Aramus guarauna (Linneaus 1766) is the extant limpkin. Basically this another long-legged wading grackle. Congeneric specimens of this derived taxon are found in the Miocene.The limpkin is often considerd transitional between rails and cranes, but here nests basal to wide variety of birds: sea gulls, terns, hummingbirds, penguins, woodpeckers, dippers, wrens and pigeons.Smaller bills represent phylogenetic miniaturization. Such variety argues for a deeper origin of neornithes, despite the lack fossils in the Cretaceous.

Figure 2. Quiscalus and its descendants, Scopus, Aramus, Threskiornis and Pteroglossus.

Figure 2. Quiscalus and its descendants, Scopus, Aramus, Threskiornis and Pteroglossus. Note the gradual retraction of the naris.

When we talk about the gradual accumulation of traits
this is how that manifests itself with available taxa. Before these taxa had descendants that evolved into so many different phenotypes, these five were sisters that took the grackle bauplan and tweaked it one way and another and another world wide.


4 thoughts on “The second half of neornithine evolution

  1. TBH were you to show these proposed relationships and derivations to almost any ornithologist they would probably begin to doubt your sanity. I appreciate that there is likely to a degree of parallelism in such a diverse and adaptable group, but nevertheless to conceive of an already quite specialised form like a limpkin giving rise to more generalised birds like wrens and pigeons, not to mention totally different specialised forms, e.g. woodpeckers (?) penguins (!!!), places an impossible strain on credibility. Apart from anything else, I find it impossible to conceive of a biogeographic/ecological/evolutionary scenario that would drive such miraculous transformations, although I confess this may simply reflect my own limited imagination. What is it they say, “exceptional conclusions require exceptional evidence”, something along those lines. Please bring forth your evidence and chain of deduction that leads you to derive e.g. wrens and penguins from long-legged swamp birds. Otherwise I’m afraid I’ll be more inclined to trust to the DNA evidence etc.

  2. I have similar thoughts. And will be working on this problem this weekend. But I am noticing that the more plesiomorphic birds are nesting as chick-sized neotenous versions of larger, more elaborate taxa. More later.

    • That is certainly an idea worth following through, although it may be more restricted than you imagine. Still, best to test the hypothesis widely to locate any/all credible cases.

Leave a Reply

Fill in your details below or click an icon to log in: Logo

You are commenting using your account. Log Out /  Change )

Google photo

You are commenting using your Google account. Log Out /  Change )

Twitter picture

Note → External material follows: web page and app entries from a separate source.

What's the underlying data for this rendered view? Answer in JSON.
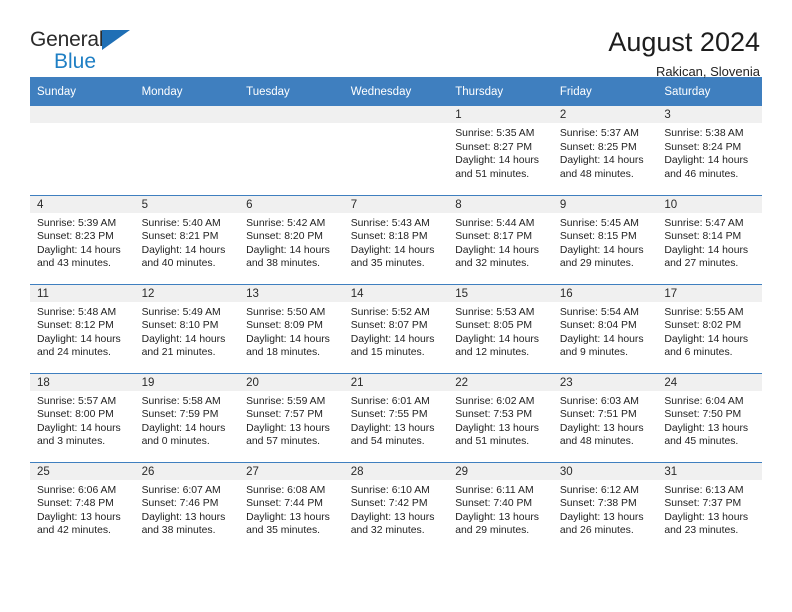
{
  "logo": {
    "line1": "General",
    "line2": "Blue",
    "triangle_color": "#1f6fb5"
  },
  "header": {
    "title": "August 2024",
    "subtitle": "Rakican, Slovenia",
    "accent_color": "#3f7fbf"
  },
  "weekday_headers": [
    "Sunday",
    "Monday",
    "Tuesday",
    "Wednesday",
    "Thursday",
    "Friday",
    "Saturday"
  ],
  "labels": {
    "sunrise": "Sunrise:",
    "sunset": "Sunset:",
    "daylight": "Daylight:"
  },
  "weeks": [
    [
      {
        "empty": true
      },
      {
        "empty": true
      },
      {
        "empty": true
      },
      {
        "empty": true
      },
      {
        "day": "1",
        "sunrise": "Sunrise: 5:35 AM",
        "sunset": "Sunset: 8:27 PM",
        "daylight1": "Daylight: 14 hours",
        "daylight2": "and 51 minutes."
      },
      {
        "day": "2",
        "sunrise": "Sunrise: 5:37 AM",
        "sunset": "Sunset: 8:25 PM",
        "daylight1": "Daylight: 14 hours",
        "daylight2": "and 48 minutes."
      },
      {
        "day": "3",
        "sunrise": "Sunrise: 5:38 AM",
        "sunset": "Sunset: 8:24 PM",
        "daylight1": "Daylight: 14 hours",
        "daylight2": "and 46 minutes."
      }
    ],
    [
      {
        "day": "4",
        "sunrise": "Sunrise: 5:39 AM",
        "sunset": "Sunset: 8:23 PM",
        "daylight1": "Daylight: 14 hours",
        "daylight2": "and 43 minutes."
      },
      {
        "day": "5",
        "sunrise": "Sunrise: 5:40 AM",
        "sunset": "Sunset: 8:21 PM",
        "daylight1": "Daylight: 14 hours",
        "daylight2": "and 40 minutes."
      },
      {
        "day": "6",
        "sunrise": "Sunrise: 5:42 AM",
        "sunset": "Sunset: 8:20 PM",
        "daylight1": "Daylight: 14 hours",
        "daylight2": "and 38 minutes."
      },
      {
        "day": "7",
        "sunrise": "Sunrise: 5:43 AM",
        "sunset": "Sunset: 8:18 PM",
        "daylight1": "Daylight: 14 hours",
        "daylight2": "and 35 minutes."
      },
      {
        "day": "8",
        "sunrise": "Sunrise: 5:44 AM",
        "sunset": "Sunset: 8:17 PM",
        "daylight1": "Daylight: 14 hours",
        "daylight2": "and 32 minutes."
      },
      {
        "day": "9",
        "sunrise": "Sunrise: 5:45 AM",
        "sunset": "Sunset: 8:15 PM",
        "daylight1": "Daylight: 14 hours",
        "daylight2": "and 29 minutes."
      },
      {
        "day": "10",
        "sunrise": "Sunrise: 5:47 AM",
        "sunset": "Sunset: 8:14 PM",
        "daylight1": "Daylight: 14 hours",
        "daylight2": "and 27 minutes."
      }
    ],
    [
      {
        "day": "11",
        "sunrise": "Sunrise: 5:48 AM",
        "sunset": "Sunset: 8:12 PM",
        "daylight1": "Daylight: 14 hours",
        "daylight2": "and 24 minutes."
      },
      {
        "day": "12",
        "sunrise": "Sunrise: 5:49 AM",
        "sunset": "Sunset: 8:10 PM",
        "daylight1": "Daylight: 14 hours",
        "daylight2": "and 21 minutes."
      },
      {
        "day": "13",
        "sunrise": "Sunrise: 5:50 AM",
        "sunset": "Sunset: 8:09 PM",
        "daylight1": "Daylight: 14 hours",
        "daylight2": "and 18 minutes."
      },
      {
        "day": "14",
        "sunrise": "Sunrise: 5:52 AM",
        "sunset": "Sunset: 8:07 PM",
        "daylight1": "Daylight: 14 hours",
        "daylight2": "and 15 minutes."
      },
      {
        "day": "15",
        "sunrise": "Sunrise: 5:53 AM",
        "sunset": "Sunset: 8:05 PM",
        "daylight1": "Daylight: 14 hours",
        "daylight2": "and 12 minutes."
      },
      {
        "day": "16",
        "sunrise": "Sunrise: 5:54 AM",
        "sunset": "Sunset: 8:04 PM",
        "daylight1": "Daylight: 14 hours",
        "daylight2": "and 9 minutes."
      },
      {
        "day": "17",
        "sunrise": "Sunrise: 5:55 AM",
        "sunset": "Sunset: 8:02 PM",
        "daylight1": "Daylight: 14 hours",
        "daylight2": "and 6 minutes."
      }
    ],
    [
      {
        "day": "18",
        "sunrise": "Sunrise: 5:57 AM",
        "sunset": "Sunset: 8:00 PM",
        "daylight1": "Daylight: 14 hours",
        "daylight2": "and 3 minutes."
      },
      {
        "day": "19",
        "sunrise": "Sunrise: 5:58 AM",
        "sunset": "Sunset: 7:59 PM",
        "daylight1": "Daylight: 14 hours",
        "daylight2": "and 0 minutes."
      },
      {
        "day": "20",
        "sunrise": "Sunrise: 5:59 AM",
        "sunset": "Sunset: 7:57 PM",
        "daylight1": "Daylight: 13 hours",
        "daylight2": "and 57 minutes."
      },
      {
        "day": "21",
        "sunrise": "Sunrise: 6:01 AM",
        "sunset": "Sunset: 7:55 PM",
        "daylight1": "Daylight: 13 hours",
        "daylight2": "and 54 minutes."
      },
      {
        "day": "22",
        "sunrise": "Sunrise: 6:02 AM",
        "sunset": "Sunset: 7:53 PM",
        "daylight1": "Daylight: 13 hours",
        "daylight2": "and 51 minutes."
      },
      {
        "day": "23",
        "sunrise": "Sunrise: 6:03 AM",
        "sunset": "Sunset: 7:51 PM",
        "daylight1": "Daylight: 13 hours",
        "daylight2": "and 48 minutes."
      },
      {
        "day": "24",
        "sunrise": "Sunrise: 6:04 AM",
        "sunset": "Sunset: 7:50 PM",
        "daylight1": "Daylight: 13 hours",
        "daylight2": "and 45 minutes."
      }
    ],
    [
      {
        "day": "25",
        "sunrise": "Sunrise: 6:06 AM",
        "sunset": "Sunset: 7:48 PM",
        "daylight1": "Daylight: 13 hours",
        "daylight2": "and 42 minutes."
      },
      {
        "day": "26",
        "sunrise": "Sunrise: 6:07 AM",
        "sunset": "Sunset: 7:46 PM",
        "daylight1": "Daylight: 13 hours",
        "daylight2": "and 38 minutes."
      },
      {
        "day": "27",
        "sunrise": "Sunrise: 6:08 AM",
        "sunset": "Sunset: 7:44 PM",
        "daylight1": "Daylight: 13 hours",
        "daylight2": "and 35 minutes."
      },
      {
        "day": "28",
        "sunrise": "Sunrise: 6:10 AM",
        "sunset": "Sunset: 7:42 PM",
        "daylight1": "Daylight: 13 hours",
        "daylight2": "and 32 minutes."
      },
      {
        "day": "29",
        "sunrise": "Sunrise: 6:11 AM",
        "sunset": "Sunset: 7:40 PM",
        "daylight1": "Daylight: 13 hours",
        "daylight2": "and 29 minutes."
      },
      {
        "day": "30",
        "sunrise": "Sunrise: 6:12 AM",
        "sunset": "Sunset: 7:38 PM",
        "daylight1": "Daylight: 13 hours",
        "daylight2": "and 26 minutes."
      },
      {
        "day": "31",
        "sunrise": "Sunrise: 6:13 AM",
        "sunset": "Sunset: 7:37 PM",
        "daylight1": "Daylight: 13 hours",
        "daylight2": "and 23 minutes."
      }
    ]
  ]
}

You are commenting using your Twitter account. Log Out /  Change )

Facebook photo

You are commenting using your Facebook account. Log Out /  Change )

Connecting to %s

This site uses Akismet to reduce spam. Learn how your comment data is processed.